Climate change biggest threat to Pakistan, warns top judge

08:31 PM | 26 Aug, 2017
Climate change biggest threat to Pakistan, warns top judge

LAHORE – There is no greater threat to Pakistan than climate change , Punjab’s top judge has warned, adding the South Asia country is second most vulnerable to impacts of climate changes although it is not much responsible for global warming .

Lahore High Court Chief Justice Syed Mansoor Ali Shah was addressing a concluding session of a three-day training workshop on green courts at Punjab Judicial Academy.

“Environmental justice is totally different from common one,” CJ Shah said, adding that nature is a party in the cases related to the environment to which we need to protect. “We will be held guilty by our next generations if fails to protect it,” he stated.

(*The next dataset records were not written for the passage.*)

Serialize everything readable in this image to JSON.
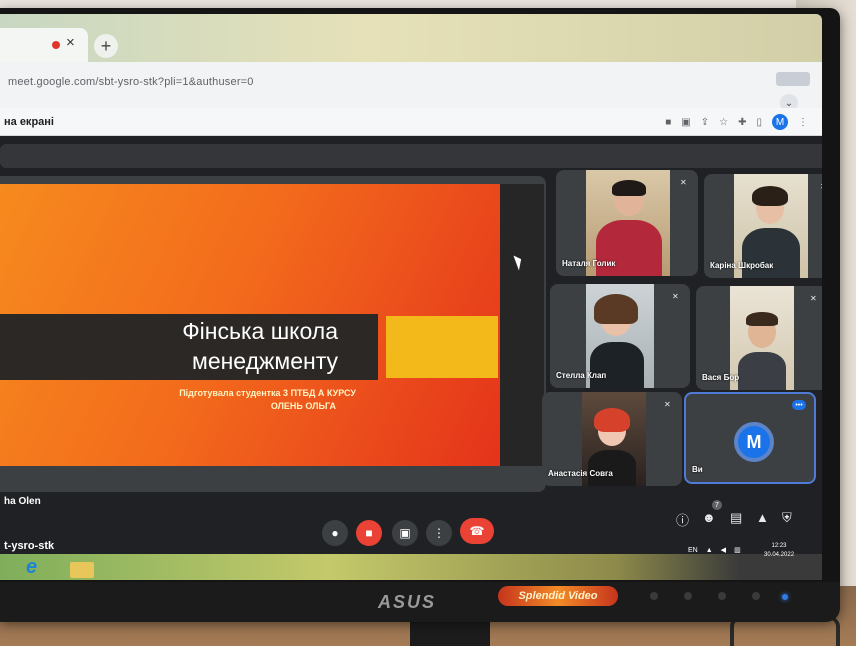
{
  "browser": {
    "tab_close": "×",
    "new_tab": "+",
    "url": "meet.google.com/sbt-ysro-stk?pli=1&authuser=0",
    "profile_initial": "M"
  },
  "meet": {
    "presenting_label": "на екрані",
    "presenter_name": "ha Olen",
    "meeting_code": "t-ysro-stk",
    "participants_badge": "7"
  },
  "slide": {
    "title_line1": "Фінська школа",
    "title_line2": "менеджменту",
    "subtitle_line1": "Підготувала студентка 3 ПТБД А КУРСУ",
    "subtitle_line2": "ОЛЕНЬ ОЛЬГА"
  },
  "participants": [
    {
      "name": "Наталя Голик",
      "muted": true
    },
    {
      "name": "Каріна Шкробак",
      "muted": true
    },
    {
      "name": "Стелла Клап",
      "muted": true
    },
    {
      "name": "Вася Бор",
      "muted": true
    },
    {
      "name": "Анастасія Совга",
      "muted": true
    },
    {
      "name": "Ви",
      "initial": "M",
      "speaking": true
    }
  ],
  "taskbar": {
    "language": "EN",
    "time": "12:23",
    "date": "30.04.2022"
  },
  "monitor": {
    "brand": "ASUS",
    "splendid": "Splendid Video"
  },
  "colors": {
    "meet_bg": "#202124",
    "tile_bg": "#3c4043",
    "end_call": "#ea4335",
    "accent_blue": "#1a73e8",
    "slide_orange": "#f36b1c",
    "slide_yellow": "#f3b81a"
  }
}
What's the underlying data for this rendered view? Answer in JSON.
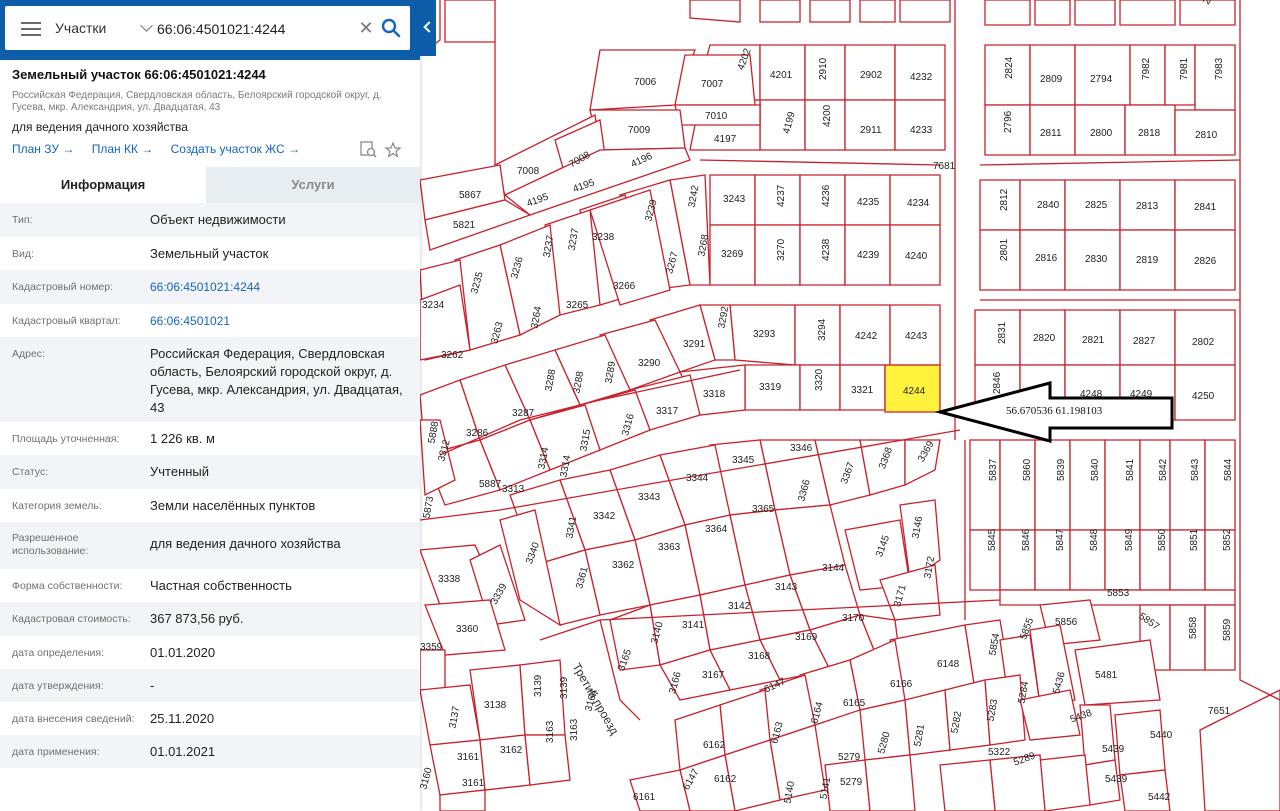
{
  "search": {
    "layer": "Участки",
    "query": "66:06:4501021:4244"
  },
  "object": {
    "title": "Земельный участок 66:06:4501021:4244",
    "address_short": "Российская Федерация, Свердловская область, Белоярский городской округ, д. Гусева, мкр. Александрия, ул. Двадцатая, 43",
    "use": "для ведения дачного хозяйства",
    "links": [
      "План ЗУ →",
      "План КК →",
      "Создать участок ЖС →"
    ]
  },
  "tabs": {
    "info": "Информация",
    "services": "Услуги"
  },
  "properties": [
    {
      "key": "Тип:",
      "value": "Объект недвижимости"
    },
    {
      "key": "Вид:",
      "value": "Земельный участок"
    },
    {
      "key": "Кадастровый номер:",
      "value": "66:06:4501021:4244",
      "link": true
    },
    {
      "key": "Кадастровый квартал:",
      "value": "66:06:4501021",
      "link": true
    },
    {
      "key": "Адрес:",
      "value": "Российская Федерация, Свердловская область, Белоярский городской округ, д. Гусева, мкр. Александрия, ул. Двадцатая, 43"
    },
    {
      "key": "Площадь уточненная:",
      "value": "1 226 кв. м"
    },
    {
      "key": "Статус:",
      "value": "Учтенный"
    },
    {
      "key": "Категория земель:",
      "value": "Земли населённых пунктов"
    },
    {
      "key": "Разрешенное использование:",
      "value": "для ведения дачного хозяйства"
    },
    {
      "key": "Форма собственности:",
      "value": "Частная собственность"
    },
    {
      "key": "Кадастровая стоимость:",
      "value": "367 873,56 руб."
    },
    {
      "key": "дата определения:",
      "value": "01.01.2020"
    },
    {
      "key": "дата утверждения:",
      "value": "-"
    },
    {
      "key": "дата внесения сведений:",
      "value": "25.11.2020"
    },
    {
      "key": "дата применения:",
      "value": "01.01.2021"
    }
  ],
  "map": {
    "selected_parcel": "4244",
    "coordinates_label": "56.670536 61.198103",
    "street_label": "Третий проезд",
    "colors": {
      "parcel_border": "#c8202c",
      "selected_fill": "#fef23c",
      "header": "#0d5da8",
      "link": "#1565c0"
    },
    "parcels": [
      "4202",
      "4201",
      "2910",
      "2902",
      "4232",
      "2824",
      "2809",
      "2794",
      "7982",
      "7981",
      "7983",
      "7006",
      "7007",
      "7010",
      "7009",
      "4197",
      "4199",
      "4200",
      "2911",
      "4233",
      "2796",
      "2811",
      "2800",
      "2818",
      "2810",
      "7008",
      "7008",
      "4196",
      "4195",
      "5867",
      "5821",
      "3243",
      "4237",
      "4236",
      "4235",
      "4234",
      "7681",
      "2812",
      "2840",
      "2825",
      "2813",
      "2841",
      "3242",
      "3239",
      "3238",
      "3237",
      "3236",
      "3235",
      "3234",
      "3269",
      "3270",
      "4238",
      "4239",
      "4240",
      "2801",
      "2816",
      "2830",
      "2819",
      "2826",
      "3268",
      "3267",
      "3266",
      "3265",
      "3264",
      "3263",
      "3262",
      "3292",
      "3293",
      "3294",
      "4242",
      "4243",
      "2831",
      "2820",
      "2821",
      "2827",
      "2802",
      "3291",
      "3290",
      "3289",
      "3288",
      "3288",
      "3287",
      "3286",
      "3319",
      "3320",
      "3321",
      "4244",
      "2846",
      "4248",
      "4249",
      "4250",
      "3318",
      "3317",
      "3316",
      "3315",
      "3314",
      "3314",
      "3313",
      "3312",
      "5888",
      "5887",
      "3346",
      "3345",
      "3344",
      "3343",
      "3342",
      "3341",
      "3340",
      "3367",
      "3366",
      "3365",
      "3364",
      "3363",
      "3362",
      "3361",
      "3368",
      "3369",
      "3146",
      "3145",
      "3144",
      "3143",
      "3142",
      "3141",
      "3140",
      "3172",
      "3171",
      "3170",
      "3169",
      "3168",
      "3167",
      "3166",
      "3165",
      "5837",
      "5860",
      "5839",
      "5840",
      "5841",
      "5842",
      "5843",
      "5844",
      "5845",
      "5846",
      "5847",
      "5848",
      "5849",
      "5850",
      "5851",
      "5852",
      "5853",
      "5856",
      "5857",
      "5858",
      "5859",
      "5855",
      "5854",
      "6148",
      "6147",
      "6166",
      "6165",
      "6164",
      "6163",
      "6162",
      "5481",
      "5436",
      "5284",
      "5283",
      "5282",
      "5281",
      "5280",
      "5279",
      "5438",
      "5439",
      "5440",
      "5289",
      "5322",
      "5288",
      "5441",
      "5442",
      "5141",
      "5140",
      "6161",
      "6147",
      "3138",
      "3139",
      "3137",
      "3136",
      "3164",
      "3163",
      "3162",
      "3161",
      "3160",
      "3338",
      "3339",
      "3360",
      "5873",
      "7651",
      "3359"
    ]
  }
}
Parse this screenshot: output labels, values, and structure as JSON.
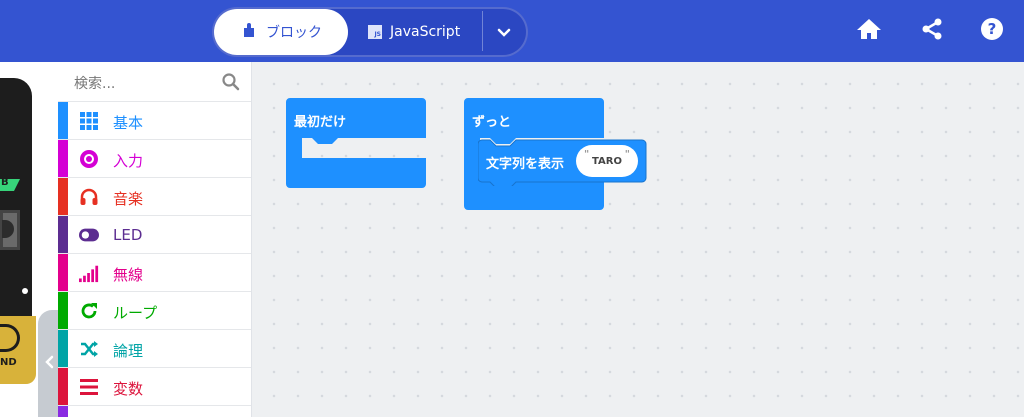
{
  "header": {
    "mode_blocks_label": "ブロック",
    "mode_js_label": "JavaScript",
    "js_icon_text": "JS"
  },
  "simulator": {
    "pin_label": "B",
    "gnd_label": "ND"
  },
  "toolbox": {
    "search_placeholder": "検索...",
    "categories": [
      {
        "label": "基本",
        "color": "#1e90ff",
        "icon": "grid-icon"
      },
      {
        "label": "入力",
        "color": "#d400d4",
        "icon": "target-icon"
      },
      {
        "label": "音楽",
        "color": "#e63022",
        "icon": "headphones-icon"
      },
      {
        "label": "LED",
        "color": "#5c2d91",
        "icon": "toggle-icon"
      },
      {
        "label": "無線",
        "color": "#e3008c",
        "icon": "signal-bars-icon"
      },
      {
        "label": "ループ",
        "color": "#00aa00",
        "icon": "refresh-icon"
      },
      {
        "label": "論理",
        "color": "#00a4a6",
        "icon": "shuffle-icon"
      },
      {
        "label": "変数",
        "color": "#dc143c",
        "icon": "list-icon"
      }
    ]
  },
  "workspace": {
    "on_start_label": "最初だけ",
    "forever_label": "ずっと",
    "show_string_label": "文字列を表示",
    "string_value": "TARO",
    "block_color": "#1e90ff"
  }
}
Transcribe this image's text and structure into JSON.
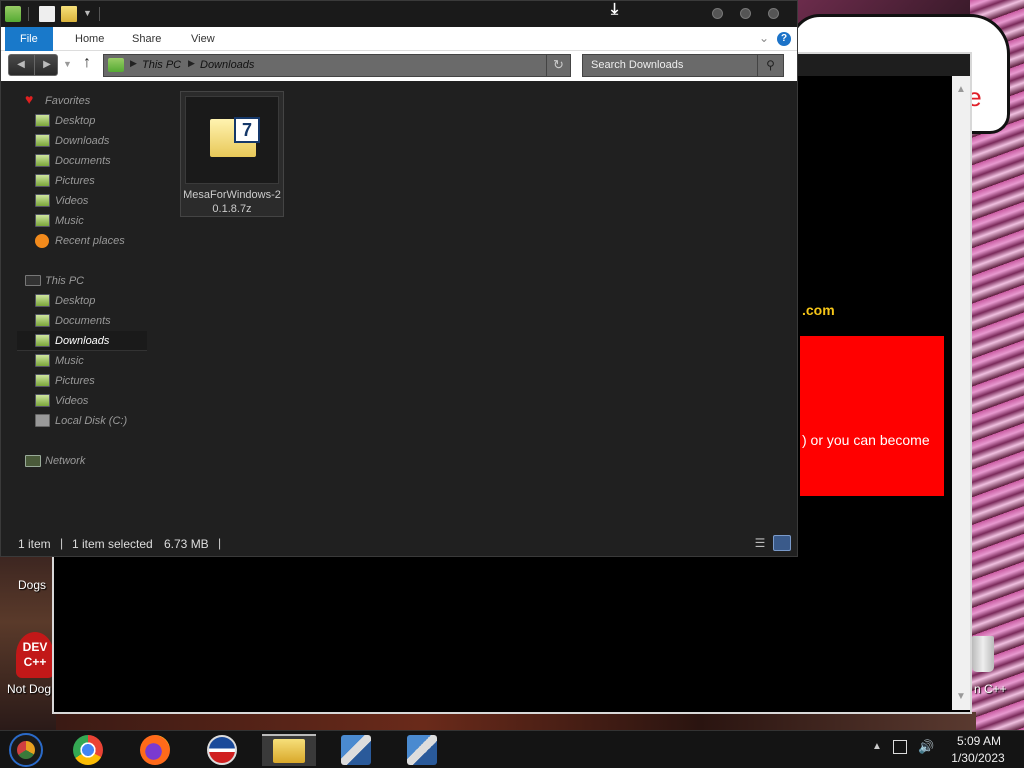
{
  "desktop": {
    "bg_speech_text": "te",
    "bg_domain_text": ".com",
    "bg_red_text": ") or you can become",
    "icon_labels": {
      "dogs": "Dogs",
      "not_dog": "Not Dog",
      "dev_cpp": "n C++"
    },
    "dev_icon_text": "DEV\nC++"
  },
  "explorer": {
    "ribbon": {
      "tabs": [
        "File",
        "Home",
        "Share",
        "View"
      ],
      "help": "?"
    },
    "address": {
      "segments": [
        "This PC",
        "Downloads"
      ]
    },
    "search": {
      "placeholder": "Search Downloads"
    },
    "nav": {
      "favorites": {
        "label": "Favorites",
        "items": [
          "Desktop",
          "Downloads",
          "Documents",
          "Pictures",
          "Videos",
          "Music",
          "Recent places"
        ]
      },
      "this_pc": {
        "label": "This PC",
        "items": [
          "Desktop",
          "Documents",
          "Downloads",
          "Music",
          "Pictures",
          "Videos",
          "Local Disk (C:)"
        ],
        "selected": "Downloads"
      },
      "network": {
        "label": "Network"
      }
    },
    "files": [
      {
        "name": "MesaForWindows-20.1.8.7z",
        "icon": "7zip-archive-icon"
      }
    ],
    "status": {
      "count": "1 item",
      "selection": "1 item selected",
      "size": "6.73 MB"
    }
  },
  "taskbar": {
    "apps": [
      "chrome-canary",
      "chrome",
      "firefox",
      "obama-logo",
      "file-explorer",
      "installer-1",
      "installer-2"
    ],
    "clock": {
      "time": "5:09 AM",
      "date": "1/30/2023"
    }
  },
  "colors": {
    "accent": "#1979ca",
    "explorer_bg": "#202020",
    "taskbar_bg": "#141414",
    "red_banner": "#ff0000",
    "domain_yellow": "#f5c518"
  }
}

Increasing industrial zones and displacement among major causes of the climate change that will intensify the air pollution and water issue in near future, he highlighted.

Shah, who heads a key constitutional court in Pakistan , stressed the green court judges need to be more careful regarding environmental matters as violations of laws regarding climate will be devastating for next generations. “Environmental protection is a shared responsibility,” he continued.

He advised that judicial officers should have a grip on such cases which have a strong link to science. He also hinted at getting help from environmental scientists and non-government organization in this regard.

“It is the real challenge for us,” Shah said, besides emphasising a need to utilize tool kit law, statutory laws to ensure the protection of environment under international agreements.

He also called for modernising the green courts .

Green benches

Former chief justice Azmat Saeed had in April 2012, established Green Benches comprising LHC judges and declared all courts of district and sessions judges and senior civil judges as Green Courts to hear cases related to environmental issues.

Syed Mansoor Ali Shah was the first LHC judge to grace single green bench at the court’s principal seat.